- 10. Preheat the oven to 350 degrees while you let the challah rise for half an hour. Bake for 45 to 55 minutes, until golden brown. Cool on a rack before tearing or slicing.
I confess, I really don’t consult the cookbook anymore for challah. I must take after Baba. I am pretty casual about measurements and this dough is quite flexible. More eggs? Less oil? No sweetener? It will work. You can use whole wheat flour too; the more you use, the denser the bread will be– usually about 50 percent is right if you don’t want a very heavy loaf.
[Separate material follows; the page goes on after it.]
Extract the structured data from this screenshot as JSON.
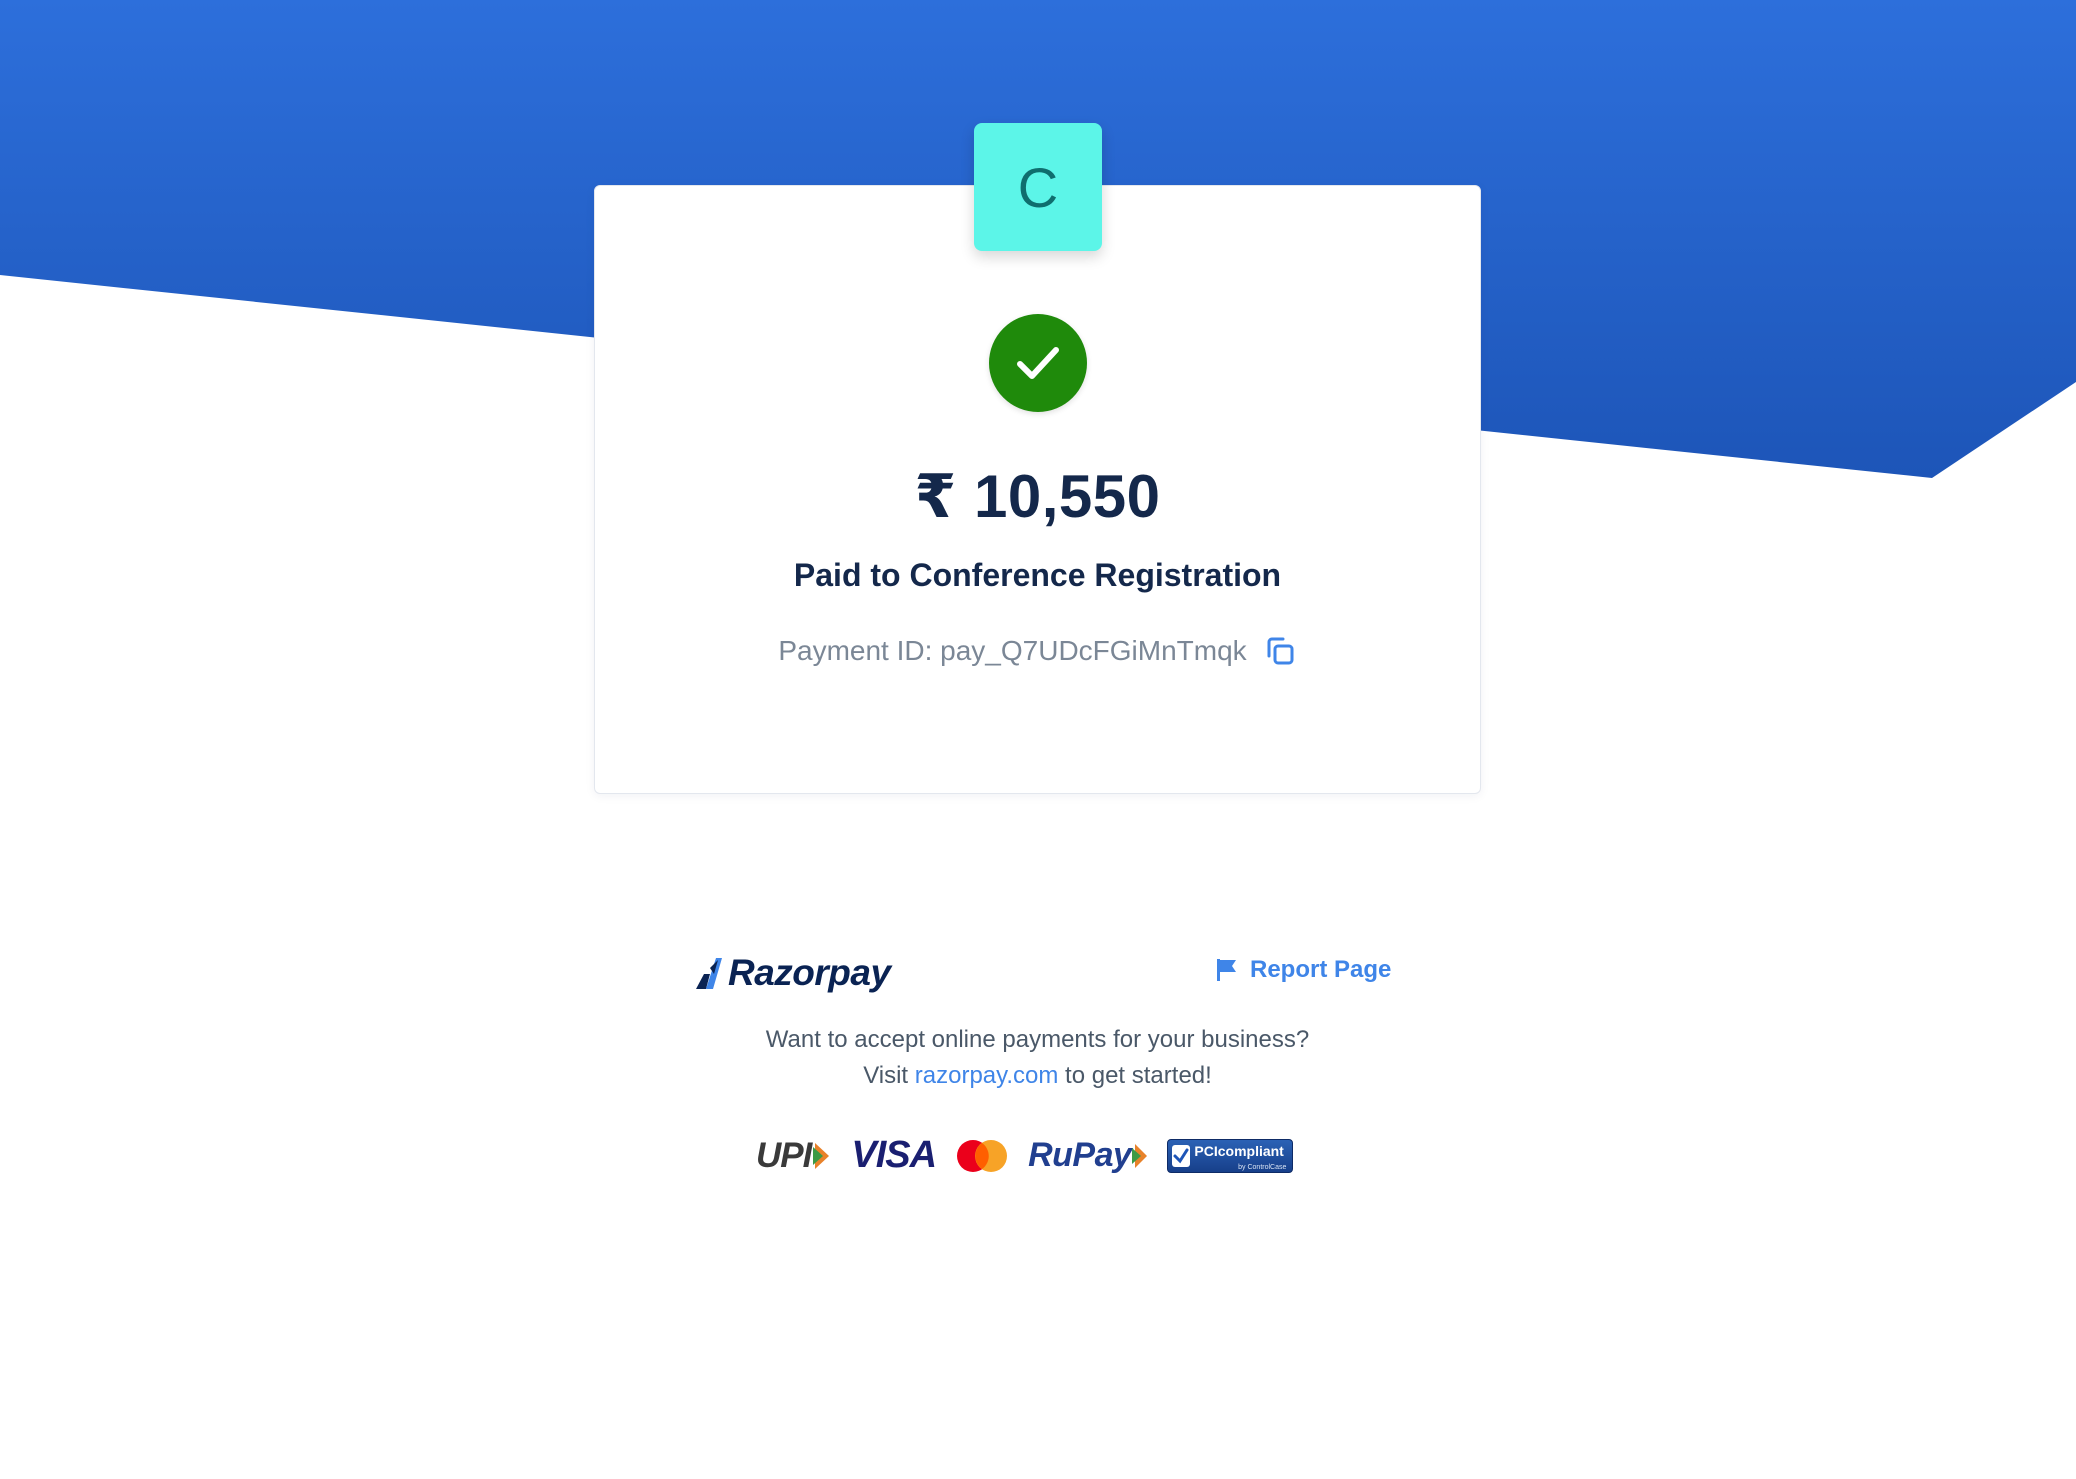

Despite what some people say, bread dough is pretty forgiving as long as you’re careful about temperature for the yeast — not too hot and not too cold — and give it plenty of time. Bread is one of the original “slow” foods. If you don’t have so much time all at once, you can put the dough in a covered bowl in the refrigerator and finish the rising and baking the next day — or a few days later.
You could also bake the challah and put it in the freezer to eat later. Sometimes I make a number of mini-challahs (kind of like large rolls) and freeze most of them for later enjoyment. If I do that, I dispense with the top braid (too much trouble) and bake for only 20 minutes or so.
My German grandmother, Oma, remembered how the women made challah in her village of Freudental. All the Jewish women in the village would take their challah dough to the town bakery on Fridays to bake in the big ovens. It must have been a sweet communal event.
A great aspect of the challah dough is that you can also use it to make yeasted pastries, like Baba’s cinnamon rolls or Oma’s plum kuchen. More about that plum kuchen soon!